(Stored entries)
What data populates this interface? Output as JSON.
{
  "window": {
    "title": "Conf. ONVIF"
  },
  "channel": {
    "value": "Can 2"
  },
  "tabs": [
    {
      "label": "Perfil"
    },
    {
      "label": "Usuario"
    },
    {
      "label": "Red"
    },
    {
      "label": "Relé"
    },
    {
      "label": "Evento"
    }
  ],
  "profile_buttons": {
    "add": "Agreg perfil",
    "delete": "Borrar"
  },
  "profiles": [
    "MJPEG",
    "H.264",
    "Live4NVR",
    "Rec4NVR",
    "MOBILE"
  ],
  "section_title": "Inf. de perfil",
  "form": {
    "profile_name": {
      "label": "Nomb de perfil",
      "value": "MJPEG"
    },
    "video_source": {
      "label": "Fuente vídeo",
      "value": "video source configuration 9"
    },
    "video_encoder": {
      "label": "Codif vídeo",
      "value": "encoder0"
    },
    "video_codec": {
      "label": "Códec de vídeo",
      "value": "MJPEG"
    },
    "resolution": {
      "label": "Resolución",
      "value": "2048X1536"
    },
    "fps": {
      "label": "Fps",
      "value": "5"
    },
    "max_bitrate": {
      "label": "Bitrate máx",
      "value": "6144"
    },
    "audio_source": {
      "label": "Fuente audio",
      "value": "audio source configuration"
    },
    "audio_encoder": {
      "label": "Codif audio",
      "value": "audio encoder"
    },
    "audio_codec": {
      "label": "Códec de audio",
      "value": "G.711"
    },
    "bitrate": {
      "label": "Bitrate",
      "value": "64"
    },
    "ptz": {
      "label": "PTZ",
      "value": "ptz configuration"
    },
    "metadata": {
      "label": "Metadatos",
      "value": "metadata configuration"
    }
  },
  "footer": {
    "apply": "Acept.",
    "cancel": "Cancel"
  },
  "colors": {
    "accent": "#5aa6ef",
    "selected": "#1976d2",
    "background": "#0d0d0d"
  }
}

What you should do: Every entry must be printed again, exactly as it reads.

Worked solution:
What data populates this interface? Output as JSON.
{
  "window": {
    "title": "Conf. ONVIF"
  },
  "channel": {
    "value": "Can 2"
  },
  "tabs": [
    {
      "label": "Perfil"
    },
    {
      "label": "Usuario"
    },
    {
      "label": "Red"
    },
    {
      "label": "Relé"
    },
    {
      "label": "Evento"
    }
  ],
  "profile_buttons": {
    "add": "Agreg perfil",
    "delete": "Borrar"
  },
  "profiles": [
    "MJPEG",
    "H.264",
    "Live4NVR",
    "Rec4NVR",
    "MOBILE"
  ],
  "section_title": "Inf. de perfil",
  "form": {
    "profile_name": {
      "label": "Nomb de perfil",
      "value": "MJPEG"
    },
    "video_source": {
      "label": "Fuente vídeo",
      "value": "video source configuration 9"
    },
    "video_encoder": {
      "label": "Codif vídeo",
      "value": "encoder0"
    },
    "video_codec": {
      "label": "Códec de vídeo",
      "value": "MJPEG"
    },
    "resolution": {
      "label": "Resolución",
      "value": "2048X1536"
    },
    "fps": {
      "label": "Fps",
      "value": "5"
    },
    "max_bitrate": {
      "label": "Bitrate máx",
      "value": "6144"
    },
    "audio_source": {
      "label": "Fuente audio",
      "value": "audio source configuration"
    },
    "audio_encoder": {
      "label": "Codif audio",
      "value": "audio encoder"
    },
    "audio_codec": {
      "label": "Códec de audio",
      "value": "G.711"
    },
    "bitrate": {
      "label": "Bitrate",
      "value": "64"
    },
    "ptz": {
      "label": "PTZ",
      "value": "ptz configuration"
    },
    "metadata": {
      "label": "Metadatos",
      "value": "metadata configuration"
    }
  },
  "footer": {
    "apply": "Acept.",
    "cancel": "Cancel"
  },
  "colors": {
    "accent": "#5aa6ef",
    "selected": "#1976d2",
    "background": "#0d0d0d"
  }
}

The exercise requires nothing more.